CB-839 USA Glutaminase inhibitor. CB-839 could potentially have an impact on the treatment of cancer by first starving the tumour cell, and second facilitating the activation of T-cells in the nutrient-deprived tumour microenvironment.
Tivozanib France Tivozanib is a novel and potent vascular endothelial growth factor (VEGF) receptor tyrosine kinase inhibitor (VEGFR TKI).
Ibrutinib USA Ibrutinib may stop the growth of tumour cells by blocking some of the enzymes needed for cell growth
NKTR-214 USA Cytokine that targets CD122 on T-cells (immune cells), acting to expand the number of these cells and promote their anti-tumour effects.
Valilumab USA Anti CD27. Targets the CD27 on immune cells, promoting their anti-tumour effects.
FPA008 USA Cabiralizumab (FPA008) blocks the binding of both CSF1 and IL-34 to CSF1R, thereby inhibiting the activity and survival of the macrophages and monocytes (immune cells). These Tumour-associated macrophages (TAMs) are elevated in many tumours and are thought to be involved in suppressing the immune response against tumours.

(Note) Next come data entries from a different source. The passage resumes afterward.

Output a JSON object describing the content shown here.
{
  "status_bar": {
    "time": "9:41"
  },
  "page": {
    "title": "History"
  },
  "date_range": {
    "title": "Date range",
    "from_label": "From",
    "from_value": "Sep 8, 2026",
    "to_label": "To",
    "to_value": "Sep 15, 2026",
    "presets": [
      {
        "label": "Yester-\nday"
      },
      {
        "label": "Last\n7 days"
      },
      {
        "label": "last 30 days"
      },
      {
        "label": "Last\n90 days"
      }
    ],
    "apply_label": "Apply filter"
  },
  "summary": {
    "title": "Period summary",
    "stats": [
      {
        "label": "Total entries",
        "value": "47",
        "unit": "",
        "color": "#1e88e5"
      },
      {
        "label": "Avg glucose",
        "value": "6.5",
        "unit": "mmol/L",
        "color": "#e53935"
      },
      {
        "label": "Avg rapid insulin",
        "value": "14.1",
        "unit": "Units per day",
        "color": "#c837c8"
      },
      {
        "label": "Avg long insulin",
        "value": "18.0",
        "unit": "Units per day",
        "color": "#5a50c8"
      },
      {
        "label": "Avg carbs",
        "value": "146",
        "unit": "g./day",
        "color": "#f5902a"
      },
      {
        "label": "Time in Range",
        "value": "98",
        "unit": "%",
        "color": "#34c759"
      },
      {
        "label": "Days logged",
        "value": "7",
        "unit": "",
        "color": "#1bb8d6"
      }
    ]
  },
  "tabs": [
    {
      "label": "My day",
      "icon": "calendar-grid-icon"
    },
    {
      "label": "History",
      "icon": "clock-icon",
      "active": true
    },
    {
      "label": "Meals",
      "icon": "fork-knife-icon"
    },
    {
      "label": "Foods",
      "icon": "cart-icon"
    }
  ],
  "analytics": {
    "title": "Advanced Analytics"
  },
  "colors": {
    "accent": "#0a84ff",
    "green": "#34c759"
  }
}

As you can see there are numerous clinical trials which are just starting using nivolumab in combination with a variety of different targets. Hopefully these trials will discover interesting and translate to useful drug combinations in the clinic.

The use of nivolumab is also being explored in different situations as well:

  • The ‘ADAPTeR’ trial in the UK (Royal Marsden, London) is looking at the use of nivolumab as a preoperative treatment. This trial is currently recruiting and is due to finish in May 2018.
  • In America a phase 1 clinical trial is being run to find out if nivolumab can be of use in non-metastatic disease.
  • There are also a variety of clinical trials looking at stereotactic radiotherapy in combination with nivolumab.

The majority of these clinical trials are taking place in America but we will keep you updated on any trials that occur in the UK and Scotland. Kidney Cancer UK is currently in negotiations with a trial committee in the UK, with the aim to help support patients who may take part in a multiple immunotherapy combination trial they are planning. When this is finalised we will be able to give you more details on this trial. If you wish to donate to us in order to help us support research in this area please contact us on 01223 870008.

Clinical trials are continually being established and we will do our best to keep you updated. However if you wish to do your own research into this area, most clinical trials can be found on is a registry and results database of publicly and privately supported clinical studies of human participants conducted around the world. We found that using the search term ‘renal cell carcinoma’ came up with many good results and we used ‘nivolumab renal cell carcinoma’ to find the trials in this article.

The future of immunotherapy and the use of drug combinations in advanced kidney cancer is certainly expanding rapidly and in a variety of directions. Although clinical trials can take many years to complete we look forward to updating you on hopefully positive results and improvements in the life extending ability of these drugs. Kidney Cancer Scotland and Kidney Cancer UK are very happy that the SMC has decided to recommend the use of both cabozantinib and nivolumab. These drugs are paving the way for a future of using immunotherapies and multiple drug combinations for advanced kidney cancer.


  1. Choueiri et al, 2015. Cabozantinib versus Everolimus in Advanced Renal-Cell Carcinoma. N Engl J Med 2015; 373:1814-1823